Monday , May 28, 2018

A Dabawenya artist's take on our world

A BOOK entitled "Seven Pleasures: Essays on Ordinary Happiness" written by Willard Spiegelman once taught me that to be able to fully appreciate a visual work of art like a painting, you must stand a few steps in front of it, motionless, lingering your eyes onto every detail of the art.

Spiegelman said it’s the only way you will be able to somehow understand or attempt to grasp the meaning behind the bright pastel colors, the shadows behind the focal point, and the curves and lines made by the artist.

This is what I think a high school kid from Davao City National High School did while at the opening of the 5th solo exhibit of the local artist Elenita “Boots” Dumlao at Museo Dabawenyo on February 21 called "Complexed Simplicities".

The high schooler had his right hand on his chin as if he was thinking and was unfazed by all the noises on the background made by his all too excited schoolmates.

I looked at the painting he was pondering upon. At first glance, the subjects looked like whales surging up the surface of the water and up into the sky. It was very interesting really. Just like almost all the paintings in the exhibit, Dumlao used bright and tropical colors to transform what she conceives in mind into a visual masterpiece.

Using these colors, the paintings look alive and stunning, confusing and thought-provoking in the best way. A painter, digital artist, writer, and performer, Dumlao’s art pieces are anchored on issues involving Land, Life, and Respect.

“I always want to remember the good things that are happening rather than the bad things. Kita mo ‘yang environmental images na ‘yan? They still represent my life,” she said.

On the opening of her exhibit, I noticed something strange about her displays. She didn’t put labels or titles for each painting. I asked her why so and the way she responded was equally beautiful as her motive is. She said the blank piece of paper where the title is supposed to be was deliberately done to avoid putting limits to the wide interpretation that an audience can muster.

The artist guests and the students who were there on the first day of the exhibit were given the freedom to interpret the paintings based on how they personally understand and not based on a title set before them. That kind of liberty granted to the audience by a great artist is rare.

Although she also said on the second day of her exhibit until its last day on March 23, she will be finally be putting up the titles of the paintings.

“I have found a very unique style of my own to express myself.

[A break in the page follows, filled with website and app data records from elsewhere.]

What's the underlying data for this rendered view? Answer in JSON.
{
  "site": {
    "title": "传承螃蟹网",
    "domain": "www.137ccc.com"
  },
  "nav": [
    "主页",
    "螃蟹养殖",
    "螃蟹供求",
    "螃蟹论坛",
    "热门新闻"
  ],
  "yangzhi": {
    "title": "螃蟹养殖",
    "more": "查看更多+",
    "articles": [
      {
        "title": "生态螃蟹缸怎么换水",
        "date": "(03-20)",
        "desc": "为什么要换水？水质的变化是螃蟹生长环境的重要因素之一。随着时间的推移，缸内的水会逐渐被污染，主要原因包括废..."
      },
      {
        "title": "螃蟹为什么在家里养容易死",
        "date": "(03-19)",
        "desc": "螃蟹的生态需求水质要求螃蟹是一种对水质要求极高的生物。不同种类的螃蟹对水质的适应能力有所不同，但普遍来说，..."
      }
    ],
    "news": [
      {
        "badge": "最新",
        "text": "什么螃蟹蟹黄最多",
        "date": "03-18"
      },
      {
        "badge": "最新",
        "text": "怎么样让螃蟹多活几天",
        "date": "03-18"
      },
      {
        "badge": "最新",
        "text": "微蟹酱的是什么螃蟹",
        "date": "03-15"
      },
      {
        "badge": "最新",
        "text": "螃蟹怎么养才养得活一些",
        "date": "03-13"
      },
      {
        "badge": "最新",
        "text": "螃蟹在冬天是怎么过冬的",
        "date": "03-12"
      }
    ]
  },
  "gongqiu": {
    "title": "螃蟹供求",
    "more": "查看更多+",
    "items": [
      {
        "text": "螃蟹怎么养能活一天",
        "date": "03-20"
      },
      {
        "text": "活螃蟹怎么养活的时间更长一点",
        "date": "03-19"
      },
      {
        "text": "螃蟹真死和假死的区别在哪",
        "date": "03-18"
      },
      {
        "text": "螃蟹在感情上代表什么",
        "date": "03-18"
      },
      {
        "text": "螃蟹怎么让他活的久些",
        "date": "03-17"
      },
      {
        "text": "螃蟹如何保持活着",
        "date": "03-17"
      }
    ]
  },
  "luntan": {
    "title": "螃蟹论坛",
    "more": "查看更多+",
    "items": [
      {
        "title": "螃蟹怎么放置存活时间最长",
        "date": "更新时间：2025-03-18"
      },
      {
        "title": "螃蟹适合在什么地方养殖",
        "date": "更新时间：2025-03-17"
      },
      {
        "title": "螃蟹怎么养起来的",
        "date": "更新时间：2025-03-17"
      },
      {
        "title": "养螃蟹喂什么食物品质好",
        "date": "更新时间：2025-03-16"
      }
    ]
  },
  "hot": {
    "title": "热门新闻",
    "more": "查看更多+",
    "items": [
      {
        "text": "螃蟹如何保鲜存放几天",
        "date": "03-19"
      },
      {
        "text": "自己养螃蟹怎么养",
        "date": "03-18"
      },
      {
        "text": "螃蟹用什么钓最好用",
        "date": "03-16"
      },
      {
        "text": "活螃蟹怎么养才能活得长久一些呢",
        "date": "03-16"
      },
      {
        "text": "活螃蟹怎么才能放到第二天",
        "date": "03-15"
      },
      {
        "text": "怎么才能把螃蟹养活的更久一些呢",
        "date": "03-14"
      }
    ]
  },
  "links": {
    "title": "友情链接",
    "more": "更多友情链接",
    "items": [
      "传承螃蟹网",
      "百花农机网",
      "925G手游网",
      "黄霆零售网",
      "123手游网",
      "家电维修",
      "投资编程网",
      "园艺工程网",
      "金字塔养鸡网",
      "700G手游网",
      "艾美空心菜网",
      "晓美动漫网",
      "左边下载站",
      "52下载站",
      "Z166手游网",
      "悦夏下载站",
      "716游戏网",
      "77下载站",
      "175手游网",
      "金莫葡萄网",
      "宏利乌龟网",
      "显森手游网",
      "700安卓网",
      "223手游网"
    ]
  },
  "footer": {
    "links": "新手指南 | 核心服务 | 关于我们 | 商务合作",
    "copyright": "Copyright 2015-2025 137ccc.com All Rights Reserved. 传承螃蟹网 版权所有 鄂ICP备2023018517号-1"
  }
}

Each of my work is an expression of how I feel about the real world, and what I think about it. Each contains my mind, heart, and soul,” she said.

This proud Dabawenya artist won the first place for the Digital New Media Art competition at the International Exhibition of Women Painters in 2012. Her masterpiece Cradle’s Lullaby beat all the other 263 entries from different parts of the world.

Also, her artwork Lookalikes was acknowledged as the digital winner of the International Visual Artist Challenge.

I looked again at the painting with subjects that seemed to be whales surging up the surface of the water. The “whales” were blue, purple, orange, and even green. There were white dots on them suggesting the water on them that glistened in the sunlight.

And then I remembered how this solo exhibit is called. Complexed Simplicities. They could be whales. They could be not.

The entirety of Dumlao’s collection showcased in that exhibit can be compared to those whale-looking subjects surging up the surface celebrating life just how the artist claimed to be doing in her artworks.